*Brief:*
Using the lines below, work out the count of those that hold "Veniam". Give the number only.

----

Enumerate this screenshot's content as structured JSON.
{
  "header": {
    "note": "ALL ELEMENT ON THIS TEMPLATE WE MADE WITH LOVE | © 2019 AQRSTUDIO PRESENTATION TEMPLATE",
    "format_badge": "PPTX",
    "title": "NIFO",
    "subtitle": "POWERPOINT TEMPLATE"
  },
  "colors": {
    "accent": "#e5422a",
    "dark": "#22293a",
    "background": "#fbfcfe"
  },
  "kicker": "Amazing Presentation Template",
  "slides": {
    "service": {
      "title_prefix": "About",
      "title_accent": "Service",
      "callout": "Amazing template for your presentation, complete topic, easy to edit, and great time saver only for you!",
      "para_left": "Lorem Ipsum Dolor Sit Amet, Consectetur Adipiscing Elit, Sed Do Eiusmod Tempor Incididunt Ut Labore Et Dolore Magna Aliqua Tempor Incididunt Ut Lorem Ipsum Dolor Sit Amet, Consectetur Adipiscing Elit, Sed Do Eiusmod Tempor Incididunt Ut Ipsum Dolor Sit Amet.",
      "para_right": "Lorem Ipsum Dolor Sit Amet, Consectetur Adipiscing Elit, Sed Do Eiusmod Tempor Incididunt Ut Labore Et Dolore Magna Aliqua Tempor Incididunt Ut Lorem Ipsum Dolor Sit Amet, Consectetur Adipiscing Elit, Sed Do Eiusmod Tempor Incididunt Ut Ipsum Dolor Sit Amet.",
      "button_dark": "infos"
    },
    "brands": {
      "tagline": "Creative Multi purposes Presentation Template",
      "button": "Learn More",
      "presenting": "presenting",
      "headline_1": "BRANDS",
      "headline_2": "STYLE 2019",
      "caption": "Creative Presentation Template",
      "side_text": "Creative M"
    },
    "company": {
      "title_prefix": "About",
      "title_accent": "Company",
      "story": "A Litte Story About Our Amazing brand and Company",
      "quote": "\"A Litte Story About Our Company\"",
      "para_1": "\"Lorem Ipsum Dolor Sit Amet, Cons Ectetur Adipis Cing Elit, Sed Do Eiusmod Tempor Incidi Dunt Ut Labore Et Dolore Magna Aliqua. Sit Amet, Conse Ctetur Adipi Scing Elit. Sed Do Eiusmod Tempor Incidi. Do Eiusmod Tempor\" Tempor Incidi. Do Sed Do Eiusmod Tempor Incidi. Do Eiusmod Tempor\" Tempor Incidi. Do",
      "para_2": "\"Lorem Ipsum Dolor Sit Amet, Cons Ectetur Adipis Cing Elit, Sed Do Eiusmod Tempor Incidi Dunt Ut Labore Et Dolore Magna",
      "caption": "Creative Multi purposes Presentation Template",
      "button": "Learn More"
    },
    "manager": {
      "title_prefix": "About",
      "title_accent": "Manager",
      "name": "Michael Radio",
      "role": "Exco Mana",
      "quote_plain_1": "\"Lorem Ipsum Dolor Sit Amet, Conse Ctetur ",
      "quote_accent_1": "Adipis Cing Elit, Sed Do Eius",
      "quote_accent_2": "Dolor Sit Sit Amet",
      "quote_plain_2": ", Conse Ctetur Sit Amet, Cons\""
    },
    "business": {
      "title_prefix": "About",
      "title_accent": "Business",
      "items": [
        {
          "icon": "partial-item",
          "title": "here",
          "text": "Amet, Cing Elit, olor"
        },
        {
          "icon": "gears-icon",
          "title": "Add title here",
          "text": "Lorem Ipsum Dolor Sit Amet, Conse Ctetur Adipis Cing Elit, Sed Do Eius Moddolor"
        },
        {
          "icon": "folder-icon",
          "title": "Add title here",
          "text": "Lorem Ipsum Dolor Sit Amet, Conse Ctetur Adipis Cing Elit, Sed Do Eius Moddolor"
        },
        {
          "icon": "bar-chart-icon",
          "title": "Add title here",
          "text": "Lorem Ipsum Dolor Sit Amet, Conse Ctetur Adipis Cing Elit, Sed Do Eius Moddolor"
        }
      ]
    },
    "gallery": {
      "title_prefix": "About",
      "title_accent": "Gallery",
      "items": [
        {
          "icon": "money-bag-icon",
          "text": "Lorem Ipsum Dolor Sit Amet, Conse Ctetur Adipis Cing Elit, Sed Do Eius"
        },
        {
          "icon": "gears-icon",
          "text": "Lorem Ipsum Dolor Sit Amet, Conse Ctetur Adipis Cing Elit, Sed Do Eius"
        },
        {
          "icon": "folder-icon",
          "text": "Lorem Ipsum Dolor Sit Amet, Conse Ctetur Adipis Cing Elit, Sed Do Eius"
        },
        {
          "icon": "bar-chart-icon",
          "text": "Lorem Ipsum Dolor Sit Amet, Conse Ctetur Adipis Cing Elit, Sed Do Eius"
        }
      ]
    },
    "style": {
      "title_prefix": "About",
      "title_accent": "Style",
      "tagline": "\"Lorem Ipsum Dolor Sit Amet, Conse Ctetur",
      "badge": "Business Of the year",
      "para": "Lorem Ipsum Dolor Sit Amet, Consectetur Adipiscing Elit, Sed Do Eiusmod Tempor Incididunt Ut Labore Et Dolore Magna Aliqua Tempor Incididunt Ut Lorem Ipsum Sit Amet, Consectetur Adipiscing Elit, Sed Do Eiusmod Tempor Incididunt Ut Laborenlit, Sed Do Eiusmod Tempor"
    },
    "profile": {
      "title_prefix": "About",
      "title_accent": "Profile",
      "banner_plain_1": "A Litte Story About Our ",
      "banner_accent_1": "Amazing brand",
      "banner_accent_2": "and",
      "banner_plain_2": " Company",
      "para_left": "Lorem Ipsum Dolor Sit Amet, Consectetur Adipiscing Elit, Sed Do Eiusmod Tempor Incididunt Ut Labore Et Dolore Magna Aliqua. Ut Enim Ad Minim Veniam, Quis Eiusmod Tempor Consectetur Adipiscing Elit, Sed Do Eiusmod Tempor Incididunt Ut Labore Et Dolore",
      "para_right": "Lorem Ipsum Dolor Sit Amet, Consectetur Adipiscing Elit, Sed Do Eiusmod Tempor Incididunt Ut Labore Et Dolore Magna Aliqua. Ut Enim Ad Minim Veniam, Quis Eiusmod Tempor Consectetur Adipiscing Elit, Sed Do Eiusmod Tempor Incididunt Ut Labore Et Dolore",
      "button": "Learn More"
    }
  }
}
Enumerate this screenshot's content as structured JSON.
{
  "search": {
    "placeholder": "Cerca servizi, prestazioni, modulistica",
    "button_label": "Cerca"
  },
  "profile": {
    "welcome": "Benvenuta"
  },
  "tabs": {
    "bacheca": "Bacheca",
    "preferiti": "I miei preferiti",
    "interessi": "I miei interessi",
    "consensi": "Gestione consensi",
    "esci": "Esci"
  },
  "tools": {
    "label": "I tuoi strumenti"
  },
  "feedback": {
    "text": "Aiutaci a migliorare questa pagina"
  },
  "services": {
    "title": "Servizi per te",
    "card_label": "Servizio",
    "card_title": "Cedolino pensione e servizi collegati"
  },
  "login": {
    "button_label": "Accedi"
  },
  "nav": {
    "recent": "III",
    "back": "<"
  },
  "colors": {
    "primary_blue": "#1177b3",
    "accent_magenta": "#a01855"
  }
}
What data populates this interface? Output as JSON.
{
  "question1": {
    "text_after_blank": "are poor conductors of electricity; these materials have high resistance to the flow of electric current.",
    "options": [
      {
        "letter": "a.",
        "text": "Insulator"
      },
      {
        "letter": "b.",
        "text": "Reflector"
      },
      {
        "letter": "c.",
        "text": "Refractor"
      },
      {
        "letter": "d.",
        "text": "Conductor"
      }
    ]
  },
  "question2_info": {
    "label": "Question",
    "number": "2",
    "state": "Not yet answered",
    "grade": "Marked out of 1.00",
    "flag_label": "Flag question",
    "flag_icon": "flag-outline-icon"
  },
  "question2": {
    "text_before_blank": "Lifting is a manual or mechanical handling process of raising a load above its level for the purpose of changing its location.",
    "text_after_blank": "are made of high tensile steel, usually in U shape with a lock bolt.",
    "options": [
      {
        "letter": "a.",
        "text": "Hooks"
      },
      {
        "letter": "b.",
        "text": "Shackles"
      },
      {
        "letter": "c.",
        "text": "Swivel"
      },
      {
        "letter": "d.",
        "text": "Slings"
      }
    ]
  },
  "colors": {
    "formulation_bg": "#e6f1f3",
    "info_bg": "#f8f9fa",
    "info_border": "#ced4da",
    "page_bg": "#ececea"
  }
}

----

*Exercise answer:*
2